Health officials in Texas have reported a case of the Zika virus being transmitted through sexual contact, and not a mosquito bite. The infected person is said to have acquired it from someone who traveled to Venezuela.
Local health officials in Dallas on Tuesday reported a case of the Zika virus being sexually transmitted, heightening fears of the spread of the mosquito-born virus.
It comes a day after the World Health Organization declared Zika an international public health emergency.
"The patient was infected with the virus after having sexual contact with an ill individual who returned from a country where Zika virus was present," a statement from Dallas County Health and Human Services said. It later said on Twitter the country was Venezuela.
The county said it had received confirmation of the case from the US Centers for Disease Control and Prevention (CDC). A CDC spokesman confirmed the results for a Zika infection but said local officials investigated the mode of transmission.
Authorities said there were no reports of the virus being locally transmitted by mosquitoes.
Sexual transmission not proven
Only one possible person-to-person case of sexual transmission has been reported internationally. But health officials have said more evidence is needed to confirm whether Zika can be transmitted through sexual contact.
The WHO has said the virusis spreading rapidly in the Americas and could infect 4 million people.
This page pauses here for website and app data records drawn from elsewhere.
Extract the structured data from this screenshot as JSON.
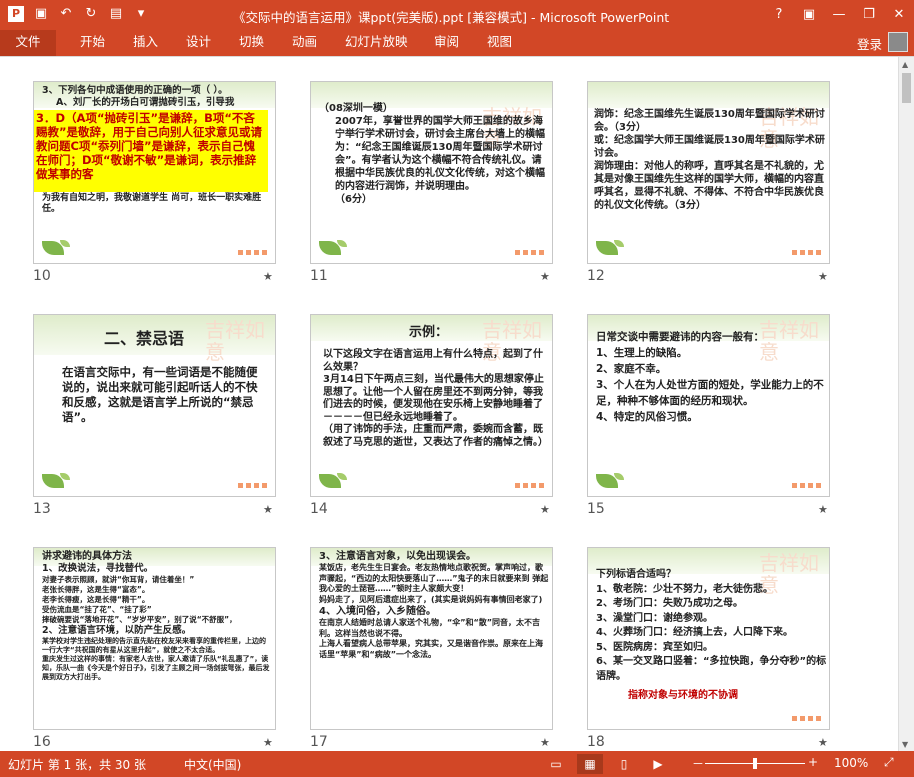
{
  "app": {
    "title": "《交际中的语言运用》课ppt(完美版).ppt [兼容模式] - Microsoft PowerPoint",
    "colors": {
      "accent": "#d24726"
    }
  },
  "qat_icons": [
    "save-icon",
    "undo-icon",
    "redo-icon",
    "customize-icon"
  ],
  "window": {
    "minimize": "—",
    "restore": "❐",
    "close": "✕",
    "help": "?"
  },
  "ribbon": {
    "tabs": [
      "文件",
      "开始",
      "插入",
      "设计",
      "切换",
      "动画",
      "幻灯片放映",
      "审阅",
      "视图"
    ],
    "login": "登录"
  },
  "slides": [
    {
      "number": "10",
      "lines": [
        "3、下列各句中成语使用的正确的一项（    ）。",
        "A、刘厂长的开场白可谓抛砖引玉，引导我"
      ],
      "answer": "3．D（A项“抛砖引玉”是谦辞，B项“不吝赐教”是敬辞，用于自己向别人征求意见或请教问题C项“忝列门墙”是谦辞，表示自己愧在师门；D项“敬谢不敏”是谦词，表示推辞做某事的客",
      "tail": [
        "为我有自知之明，我敬谢道学生 尚可，班长一职实难胜任。"
      ]
    },
    {
      "number": "11",
      "lines": [
        "（08深圳一模）",
        "2007年，享誉世界的国学大师王国维的故乡海宁举行学术研讨会，研讨会主席台大墙上的横幅为：“纪念王国维诞辰130周年暨国际学术研讨会”。有学者认为这个横幅不符合传统礼仪。请根据中华民族优良的礼仪文化传统，对这个横幅的内容进行润饰，并说明理由。",
        "（6分）"
      ]
    },
    {
      "number": "12",
      "lines": [
        "润饰：纪念王国维先生诞辰130周年暨国际学术研讨会。（3分）",
        "或：纪念国学大师王国维诞辰130周年暨国际学术研讨会。",
        "润饰理由：对他人的称呼，直呼其名是不礼貌的，尤其是对像王国维先生这样的国学大师，横幅的内容直呼其名，显得不礼貌、不得体、不符合中华民族优良的礼仪文化传统。（3分）"
      ]
    },
    {
      "number": "13",
      "heading": "二、禁忌语",
      "lines": [
        "在语言交际中，有一些词语是不能随便说的，说出来就可能引起听话人的不快和反感，这就是语言学上所说的“禁忌语”。"
      ]
    },
    {
      "number": "14",
      "heading": "示例：",
      "lines": [
        "以下这段文字在语言运用上有什么特点，起到了什么效果？",
        "3月14日下午两点三刻，当代最伟大的思想家停止思想了。让他一个人留在房里还不到两分钟，等我们进去的时候，便发现他在安乐椅上安静地睡着了－－－－但已经永远地睡着了。",
        "（用了讳饰的手法，庄重而严肃，委婉而含蓄，既叙述了马克思的逝世，又表达了作者的痛悼之情。）"
      ]
    },
    {
      "number": "15",
      "lines": [
        "日常交谈中需要避讳的内容一般有：",
        "1、生理上的缺陷。",
        "2、家庭不幸。",
        "3、个人在为人处世方面的短处，学业能力上的不足，种种不够体面的经历和现状。",
        "4、特定的风俗习惯。"
      ]
    },
    {
      "number": "16",
      "lines": [
        "讲求避讳的具体方法",
        "1、改换说法，寻找替代。",
        "对妻子表示照顾，就讲“你耳背，请住着坐！”",
        "老张长得胖，这是生得“富态”。",
        "老李长得瘦，这是长得“精干”。",
        "受伤流血是“挂了花”、“挂了彩”",
        "摔破碗要说“落地开花”、“岁岁平安”，别了说“不舒服”，",
        "2、注意语言环境，以防产生反感。",
        "某学校对学生违纪处理的告示直先贴在校友采来看享的重传栏里，上边的一行大字“共祝国的有星从这里升起”，就使之不太合适。",
        "重庆发生过这样的事情：有家老人去世，家人邀请了乐队“礼乱惠了”，读知，乐队一曲《今天是个好日子》，引发了主顾之间一场剑拔弩张，最后发展到双方大打出手。"
      ]
    },
    {
      "number": "17",
      "lines": [
        "3、注意语言对象，以免出现误会。",
        "某饭店，老先生生日宴会。老友热情地点歌祝贺。掌声响过，歌声骤起，“西边的太阳快要落山了……”鬼子的末日就要来到 弹起我心爱的土琵琶……”顿时主人家颇大变！",
        "妈妈走了，见阿后遗症出来了，(其实是说妈妈有事情回老家了)",
        "4、入境问俗，入乡随俗。",
        "在南京人结婚时总请人家送个礼物，“伞”和“散”同音，太不吉利。这样当然也说不得。",
        "上海人看望病人总带苹果，究其实，又是谐音作祟。原来在上海话里“苹果”和“病故”一个念法。"
      ]
    },
    {
      "number": "18",
      "lines": [
        "下列标语合适吗？",
        "1、敬老院：少壮不努力，老大徒伤悲。",
        "2、考场门口：失败乃成功之母。",
        "3、澡堂门口：谢绝参观。",
        "4、火葬场门口：经济搞上去，人口降下来。",
        "5、医院病房：宾至如归。",
        "6、某一交叉路口竖着：“多拉快跑，争分夺秒”的标语牌。"
      ],
      "note": "指称对象与环境的不协调"
    }
  ],
  "status": {
    "slide_info": "幻灯片 第 1 张，共 30 张",
    "language": "中文(中国)",
    "zoom": "100%",
    "zoom_minus": "－",
    "zoom_plus": "+"
  },
  "watermark": "吉祥如意"
}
A global response unit has been launched to fight the virus.
Caution urged for women
The virus has been linked to microcephaly, in which babies have abnormally small heads and improperly developed brains.
Researchers believe that if a pregnant woman is bitten by an infected mosquito, particularly in the first trimester, she faces a higher risk of having a child with birth defects.
The virus has now spread to 26 countries and territories including Brazil, which is the country hardest hit, with 3,700 suspected cases of microcephaly that may be linked to Zika. Brazilian authorities have vowed to proceed with the 2016 Olympics despite the health scare.
Ireland reports first cases
The first Irish cases of the virus were detected in two people with a history of traveling to an affected country, the country's Health Service Executive said on Tuesday.
The two individuals are unrelated and neither is at risk due to pregnancy. They've been described as currently well and fully recovered.
Meanwhile, Nicaragua confirmed its first two cases in pregnant women on Tuesday and Chile reported its first case of the virus.
The race is on to find a vaccine to prevent the virus taking hold. There is no treatment or vaccine for Zika, which is in the same family of viruses as dengue fever. However, Germany has developed the first test for Zika.
mm/jr (AFP, AP, Reuters)